  5. I thought Dispatch was pretty awesome even after the first supernatural element was introduced, but then Little just had bring in this totally retarded evil organization that didn't really make any sense. Personally I think that supernatural horror is an essential part of his novels, and usually permeates them pretty thoroughly. My biggest problem is that the nightmarish quality of that horror seems dissipate towards the end of the novels, because at that point the characters often seem to be able to control their fear too much.

  6. Yeah, Jaakko, I agree. The idea of an evil organizations just feels hackneyed to me. And too convenient. It's too easy. It's also illogical. What do these organizations really gain? It's retarded.

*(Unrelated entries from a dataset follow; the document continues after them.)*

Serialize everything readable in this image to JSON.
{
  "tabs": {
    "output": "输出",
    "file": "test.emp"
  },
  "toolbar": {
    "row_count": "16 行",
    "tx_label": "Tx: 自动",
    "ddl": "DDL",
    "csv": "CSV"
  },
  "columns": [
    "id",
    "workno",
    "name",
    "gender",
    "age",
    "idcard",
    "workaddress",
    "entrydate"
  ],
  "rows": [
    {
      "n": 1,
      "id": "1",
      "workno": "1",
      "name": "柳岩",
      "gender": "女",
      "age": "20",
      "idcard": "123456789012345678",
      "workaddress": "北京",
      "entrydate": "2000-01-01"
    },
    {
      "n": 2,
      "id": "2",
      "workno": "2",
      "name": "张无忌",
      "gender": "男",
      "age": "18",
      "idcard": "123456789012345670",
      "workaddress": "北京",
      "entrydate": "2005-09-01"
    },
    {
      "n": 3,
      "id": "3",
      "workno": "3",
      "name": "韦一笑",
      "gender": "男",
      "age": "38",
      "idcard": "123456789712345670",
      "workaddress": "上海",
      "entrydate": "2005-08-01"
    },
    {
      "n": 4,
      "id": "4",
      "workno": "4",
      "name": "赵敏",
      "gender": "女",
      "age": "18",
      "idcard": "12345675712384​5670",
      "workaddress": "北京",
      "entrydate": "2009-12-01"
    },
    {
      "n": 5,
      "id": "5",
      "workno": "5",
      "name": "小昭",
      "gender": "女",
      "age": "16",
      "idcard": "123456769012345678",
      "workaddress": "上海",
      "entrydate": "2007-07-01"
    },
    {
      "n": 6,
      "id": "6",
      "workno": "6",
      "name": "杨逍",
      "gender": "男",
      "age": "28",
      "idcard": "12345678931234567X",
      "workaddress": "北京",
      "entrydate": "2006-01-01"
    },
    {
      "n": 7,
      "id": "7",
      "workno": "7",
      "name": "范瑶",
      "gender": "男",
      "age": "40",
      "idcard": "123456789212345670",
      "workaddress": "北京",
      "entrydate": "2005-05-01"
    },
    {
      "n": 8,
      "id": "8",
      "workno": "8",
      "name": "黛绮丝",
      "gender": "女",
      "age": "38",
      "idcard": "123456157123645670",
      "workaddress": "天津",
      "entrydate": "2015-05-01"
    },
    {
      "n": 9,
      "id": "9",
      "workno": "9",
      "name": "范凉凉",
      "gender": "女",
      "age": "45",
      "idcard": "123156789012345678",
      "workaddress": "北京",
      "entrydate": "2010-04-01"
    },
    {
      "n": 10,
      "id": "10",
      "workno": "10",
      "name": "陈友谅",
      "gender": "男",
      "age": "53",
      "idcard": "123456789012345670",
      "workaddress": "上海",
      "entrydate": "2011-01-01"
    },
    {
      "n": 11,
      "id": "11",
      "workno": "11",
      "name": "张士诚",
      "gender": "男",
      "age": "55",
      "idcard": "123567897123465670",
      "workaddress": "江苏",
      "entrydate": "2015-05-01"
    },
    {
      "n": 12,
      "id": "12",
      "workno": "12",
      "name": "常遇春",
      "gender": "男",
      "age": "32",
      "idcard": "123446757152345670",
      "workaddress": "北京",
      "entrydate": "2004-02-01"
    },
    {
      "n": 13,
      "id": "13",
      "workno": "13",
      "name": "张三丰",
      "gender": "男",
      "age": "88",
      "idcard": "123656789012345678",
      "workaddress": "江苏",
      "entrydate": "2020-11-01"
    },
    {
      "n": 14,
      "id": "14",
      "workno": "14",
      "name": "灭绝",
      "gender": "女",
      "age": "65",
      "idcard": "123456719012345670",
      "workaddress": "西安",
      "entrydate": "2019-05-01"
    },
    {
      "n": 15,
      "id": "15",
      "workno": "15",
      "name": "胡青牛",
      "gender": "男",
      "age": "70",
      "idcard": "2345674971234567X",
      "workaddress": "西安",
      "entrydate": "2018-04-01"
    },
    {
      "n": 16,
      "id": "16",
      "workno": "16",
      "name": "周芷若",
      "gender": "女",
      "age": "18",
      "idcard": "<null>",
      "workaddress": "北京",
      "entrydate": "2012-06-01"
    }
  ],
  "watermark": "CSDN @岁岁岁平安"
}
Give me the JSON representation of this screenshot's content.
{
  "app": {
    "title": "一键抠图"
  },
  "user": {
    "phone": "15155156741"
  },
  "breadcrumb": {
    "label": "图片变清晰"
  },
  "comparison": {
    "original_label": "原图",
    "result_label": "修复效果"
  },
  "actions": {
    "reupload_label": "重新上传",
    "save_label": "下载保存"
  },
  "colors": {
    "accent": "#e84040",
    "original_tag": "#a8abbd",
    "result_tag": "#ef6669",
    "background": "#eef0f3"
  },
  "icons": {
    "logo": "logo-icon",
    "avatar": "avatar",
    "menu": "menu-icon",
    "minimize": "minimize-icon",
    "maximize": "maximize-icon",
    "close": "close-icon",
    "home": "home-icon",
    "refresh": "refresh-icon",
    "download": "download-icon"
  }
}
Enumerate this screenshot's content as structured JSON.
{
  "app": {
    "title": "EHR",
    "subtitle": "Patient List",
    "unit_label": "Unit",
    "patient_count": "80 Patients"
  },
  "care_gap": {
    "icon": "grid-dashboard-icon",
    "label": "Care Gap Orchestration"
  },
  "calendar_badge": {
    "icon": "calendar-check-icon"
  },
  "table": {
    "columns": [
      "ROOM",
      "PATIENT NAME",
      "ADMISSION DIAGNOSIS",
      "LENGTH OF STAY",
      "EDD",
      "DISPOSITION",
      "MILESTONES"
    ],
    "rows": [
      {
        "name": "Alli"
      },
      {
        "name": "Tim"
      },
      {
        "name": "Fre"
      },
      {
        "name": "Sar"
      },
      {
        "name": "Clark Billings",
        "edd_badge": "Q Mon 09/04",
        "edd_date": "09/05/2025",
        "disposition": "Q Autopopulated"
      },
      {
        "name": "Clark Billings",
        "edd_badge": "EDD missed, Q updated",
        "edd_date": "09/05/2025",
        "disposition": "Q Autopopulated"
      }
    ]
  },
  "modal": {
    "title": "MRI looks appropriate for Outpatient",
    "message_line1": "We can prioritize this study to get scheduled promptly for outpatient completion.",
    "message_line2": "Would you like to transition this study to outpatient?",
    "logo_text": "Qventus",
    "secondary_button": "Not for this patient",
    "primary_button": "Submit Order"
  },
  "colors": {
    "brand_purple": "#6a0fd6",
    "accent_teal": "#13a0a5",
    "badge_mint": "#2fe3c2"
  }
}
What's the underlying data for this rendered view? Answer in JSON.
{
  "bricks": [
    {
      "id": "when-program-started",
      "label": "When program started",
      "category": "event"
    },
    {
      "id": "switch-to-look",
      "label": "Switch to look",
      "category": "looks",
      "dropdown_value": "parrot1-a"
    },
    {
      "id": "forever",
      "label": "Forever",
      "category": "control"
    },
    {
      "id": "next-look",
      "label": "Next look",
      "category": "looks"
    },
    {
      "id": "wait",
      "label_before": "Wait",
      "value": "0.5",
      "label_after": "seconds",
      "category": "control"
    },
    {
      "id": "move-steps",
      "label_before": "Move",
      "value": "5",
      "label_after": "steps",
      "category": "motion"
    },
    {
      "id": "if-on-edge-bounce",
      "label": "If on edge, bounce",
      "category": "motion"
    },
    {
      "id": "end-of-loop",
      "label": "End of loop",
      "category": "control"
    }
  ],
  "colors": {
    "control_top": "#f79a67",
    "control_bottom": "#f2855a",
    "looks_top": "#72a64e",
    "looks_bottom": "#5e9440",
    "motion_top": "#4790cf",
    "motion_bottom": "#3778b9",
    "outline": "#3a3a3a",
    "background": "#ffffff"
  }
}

    It's a problem you get when dealing with absolutes. There's nowhere else to go. If you're really THAT evil, you wouldn't bother with silly scams.

  7. The name tickles my brain but it's hard to tell if I have actually read him or if I just recognize his name from the bookshelves.

    I am fairly reluctant to try new horror that hasn't been recommended. After getting spoiled on Laymon and Simmons, I realize the third act is everything and if I don't have some sort of assumption of quality, it can be hard to read 2/3's of a good book just to watch it fall apart in the end. Incidentally, I am far willing to try new horror movies because good or bad, it is over in two hours.

    Having said that, self promotion by authors interest me little. I appreciate the artists who give such access to their fans, but if they are new to me, then they are just another online infomercial. I find that blogs where I respect the author carries more weight than anything the author could say himself. If you say Little is good, then I'm checking him out.

    Totally off topic, but that skull mailbox really creeps me out. That's a great image.

  8. I do highly recommend Bentley Little, despite some reservations.

    I suggest you go with "The Mailman" or "The Store" first. "The Association" and "Dispatch" are also excellent.

    Laymon and Simmons both do great resolutions.

    A good point you make about movies being easier to take chances on because of the two hour commitment.

  9. I enjoy reading both Little & Saul. . .

    Great post Phantom!

  10. thebonebreaker -- thank you. Another Saul fan, eh? I don't like everything of his, but I find him unique.

    There is a familiar structure to his stories that he has rarely detoured from -- Prologue/Present Day Story/Epilog, but I find his writing strong and his ability to raise a chill noteworthy.

    I like "Cry for the Strangers" a hell of a lot, and "Punish the Sinners" and "Suffer the Children" are XLNT , too.